We get not one but two babies in this book – Fanatio’s child at the start, who gets to be thrown hundreds of feet into the air and then caught, every baby’s dream, as well as the child of Iskahn and Sheyta, who shown off the two sides coming together and also sadly proves to be our baby in distress towards the end, though I suppose I should count myself lucky that there are no rape threats in this book. Indeed, with the lack of that and also the lack of a super evil sneering villain, this book shows off a maturity that the SAO series has lacked at times. This was, I believe, the last of the webnovel material to be adapted for light novels – which is important, because it means we’re moving past the sometimes amateurish writing from 15 years ago. And, as I said before, the book also reads better when not in first-person perspective. I wish he did that more often.

This is the first of a two-parter, and the next volume promises a bit more Asuna. Still likely filtered through Ronie, through, which is fine. I like her. SAO fans should find a lot to enjoy here, and SAO haters should find a lot of ammo.

Sword Art Online Alternative: Gun Gale Online: One Summer Day

By Keiichi Sigsawa and Kouhaku Kuroboshi, based on the series created by Reki Kawahara. Released in Japan by Dengeki Bunko. Released in North America by Yen On. Translated by Stephen Paul.

I honestly feel a bit suckered in. We’ve had, for the last five volumes, a bunch of goofy fun gun battles, with some nice characterization and an ongoing plotline about what people game for. The author, who is known for writing endless amounts of spinoffs for other people’s work, also wrote himself into the series as a complete loser who exists to get mocked and humiliated. And, really, for about 85% of this 6th book, we get much the same thing. People are here to read the gun battles. There’s a reason for that: they’re good gun battles. There’s a lingering plotline, which we think will be dealt with in the epilogues, that has Karen wondering why she does GGO anyway – what’s in it for her? But no, this gets answered in the climax of the book. Instead, the 2nd epilogue is there to make you say “Oh, right. This is ALSO the author of Kino’s Journey. He can create something absolutely stunning as well.”

LLENN and the others are invited to a different kind of event in GGO. They’re trying to develop some NPCs, and want to test them using the top teams in the previous Squad Jams. So the teams are invited to storm a castle which is being defended by other guns. They can either work together or fight each other – indeed, the first half of the book shows off some of the teams wanting to fight – particularly LLENN, who has not realized that her inability to fight SHINC is the series’ running gag. Once they get intel on the group in the castle they’re up against, the book becomes a puzzle – how to get into the castle and/or kill those inside it without dying three times (they get multiple lives here, which is good, as the book starts with LLENN getting killed in a flashforward).
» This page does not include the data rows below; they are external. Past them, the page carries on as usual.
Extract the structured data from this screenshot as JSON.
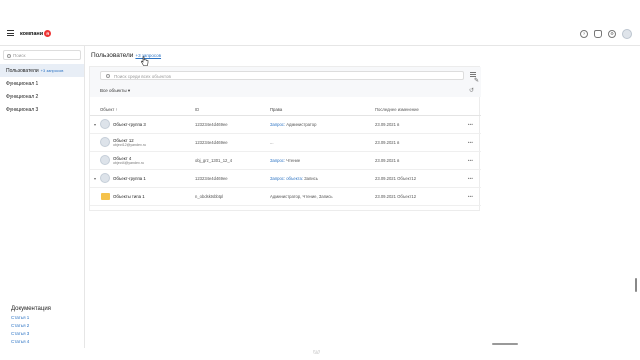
{
  "header": {
    "logo_text": "компани",
    "logo_badge": "Я",
    "icons": [
      "help-icon",
      "bell-icon",
      "settings-icon",
      "avatar"
    ]
  },
  "sidebar": {
    "search_placeholder": "Поиск",
    "items": [
      {
        "label": "Пользователи",
        "extra": "+3 запросов",
        "active": true
      },
      {
        "label": "Функционал 1",
        "extra": "",
        "active": false
      },
      {
        "label": "Функционал 2",
        "extra": "",
        "active": false
      },
      {
        "label": "Функционал 3",
        "extra": "",
        "active": false
      }
    ],
    "docs": {
      "heading": "Документация",
      "links": [
        "Статья 1",
        "Статья 2",
        "Статья 3",
        "Статья 4"
      ]
    }
  },
  "main": {
    "title": "Пользователи",
    "title_link": "+3 запросов",
    "search_placeholder": "Поиск среди всех объектов",
    "filter_label": "Все объекты",
    "columns": [
      "Объект",
      "ID",
      "Права",
      "Последнее изменение"
    ],
    "sort_indicator": "↑",
    "rows": [
      {
        "expand": "▾",
        "kind": "avatar",
        "name": "Объект-группа 3",
        "sub": "",
        "id": "123234e4d469ee",
        "rights": "Запрос: Администратор",
        "rights_style": "mixed",
        "changed": "23.09.2021 в",
        "menu": "•••"
      },
      {
        "expand": "",
        "kind": "avatar",
        "name": "Объект 12",
        "sub": "object12@yandex.ru",
        "id": "123234e4d469ee",
        "rights": "...",
        "rights_style": "gray",
        "changed": "23.09.2021 в",
        "menu": "•••"
      },
      {
        "expand": "",
        "kind": "avatar",
        "name": "Объект 4",
        "sub": "object4@yandex.ru",
        "id": "obj_grz_1301_12_4",
        "rights": "Запрос: Чтение",
        "rights_style": "mixed",
        "changed": "23.09.2021 в",
        "menu": "•••"
      },
      {
        "expand": "▾",
        "kind": "avatar",
        "name": "Объект-группа 1",
        "sub": "",
        "id": "123234e4d469ee",
        "rights": "Запрос: объекта: Запись",
        "rights_style": "mixed",
        "changed": "23.09.2021 Объект12",
        "menu": "•••"
      },
      {
        "expand": "",
        "kind": "folder",
        "name": "Объекты типа 1",
        "sub": "",
        "id": "n_obdsktsbbtpl",
        "rights": "Администратор, Чтение, Запись",
        "rights_style": "gray",
        "changed": "23.09.2021 Объект12",
        "menu": "•••"
      }
    ]
  },
  "footer": {
    "mark": "\\\\\\//"
  },
  "colors": {
    "accent": "#2b73c4",
    "active_bg": "#e8eef6",
    "folder": "#f5c24b",
    "logo_badge": "#e33333"
  }
}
I’m going to try not to spoil the ending, which is hard, as it leaves me with not much to talk about. Suffice to say there are some good hints dropped here and there, particularly the scenes between LLENN and Jacob, one of the NPCs. Other than that, we’re left with a game situation which does not really rev up Putohui’s bonkers-ometer, and as a result she’s rather rational and awesome, much to LLENN’s surprise. LLENN is also able, through the course of this battle of attrition, to recall why she does this sort of thing in the first place. The side story helps there as well, when Miyu suggests to Karen a much of parodies of games which help to solidify her feelings. Basically, playing GGO for LLENN, with its mock battles and not-really-murders, is fun. Gaming is fun. And, as the epilogue I am not spoiling shows us, it can also be valuable in other, more tactile ways.

So, congratulations to Keiichi Sigsawa, who with one plot twist made this probably my favorite volume in the series. The 7th book is not scheduled yet, so it may be a while till we see LLENN and Pitohui again. (Clover’s Regret in between, perhaps?). That said, when we return I expect Squad Jam IV will bring things back to the sort of book Sigsawa normally writes in this series – happy little gamers killing things.